International aid groups in Afghanistan are struggling to allocate resources and recovery efforts after the nation was hit with a massive earthquake that has left more than 2,000 people dead and many more injured.
This past Saturday, a 6.3 magnitude earthquake hit the western Herat province in Afghanistan, leaving more than 2,000 people dead and many more injured. The province that was hit is the third largest in Afghanistan, and one of the deadliest earthquakes experienced in the nation in years.
Thamindri de Silva, the national director at World Vision Afghanistan, said that “the situation is worse than we imagined with people in devastated villages still desperately trying to rescue survivors from under the rubble with their bare hands.” He continued to explain that while reinforcements from the capital Kabul had arrived, “there was only one hospital and it was at full stretch with serious cases being transferred to other private facilities in the city.”
“Our colleagues and their families are processing this devastation in their hometowns and yet we are responding with everything we have. People need urgent medical care, water, food, shelter and help to stay safe,” de Silva said.
“[The earthquakes were] yet another devastating episode, after decades of conflict, successive droughts and a collapsed economy,” Mark Calder, World Vision Afghanistan’s advocacy lead, told CNN

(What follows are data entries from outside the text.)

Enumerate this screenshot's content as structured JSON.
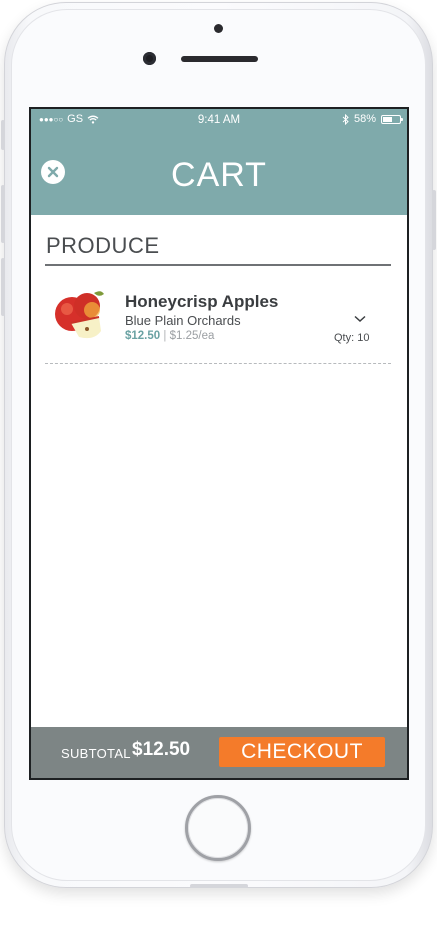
{
  "status_bar": {
    "carrier": "GS",
    "time": "9:41 AM",
    "battery": "58%",
    "battery_level": 0.58
  },
  "header": {
    "title": "CART",
    "close_icon": "close-icon"
  },
  "section": {
    "title": "PRODUCE"
  },
  "items": [
    {
      "name": "Honeycrisp Apples",
      "vendor": "Blue Plain Orchards",
      "price": "$12.50",
      "unit_price": "$1.25/ea",
      "qty": "Qty: 10",
      "icon": "apple-image"
    }
  ],
  "footer": {
    "subtotal_label": "SUBTOTAL",
    "subtotal_value": "$12.50",
    "checkout_label": "CHECKOUT"
  },
  "colors": {
    "header": "#7faaab",
    "accent_price": "#6aa2a3",
    "checkout": "#f47b2a",
    "footer": "#7d8585"
  }
}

“Organizations like ours are able to provide relief and help recovery but without commitment from international governments and donors, more will fall into humanitarian need, displacement will increase and lives will be lost. The world must not look away now.”
United Nations agencies and partners are organizing emergency operations and deploying more aid teams to help with humanitarian efforts and recovery, according to UN spokesperson Secretary-General Stéphane Dujarric.
“We are coordinating with the de facto authorities to swiftly assess needs and provide emergency assistance,” Dujarric said. UN Secretary-General António Guterres spoke on Sunday to give his solidarity, and urged international leaders to “come together and support Afghans impacted by the earthquake – many of whom were already in need before this crisis.”
The UN’s children’s fund, UNICEF, has allocated 10,000 hygiene kits, 5,000 family kits, 1,500 sets of winter clothes/blankets, 1,000 tarpaulins, and other basic household items, according to reports. Fran Equiza, a representative in Afghanistan, discussed their dedication to the recovery efforts in place.
“We will make every effort to bring quick relief to those affected.”
Zabihullah Mujahid, a spokesperson for the Taliban, stated that the current number of individuals killed is at 2,053 with more than 1,240 injured, and over 1,300 houses completely or partially destroyed. Afghanistan has also been dealing with their struggling economy and consistent conflict for decades.
When the Taliban seized power over Afghanistan in 2021, it further isolated the nation from the rest of the world, leading to many international powers cutting their funding for the country. Afghanistan also is known for experiencing earthquakes that are more intense than “regular” more minor earthquakes.
The World Bank stated last week that two thirds of Afghan families are facing “significant challenges in maintaining their livelihoods,” which makes it extremely difficult for them to recover from earthquakes.
Eric Mastrota is a Contributing Editor at The National Digest based in New York. A graduate of SUNY New Paltz, he reports on world news, culture, and lifestyle. You can reach him at firstname.lastname@example.org.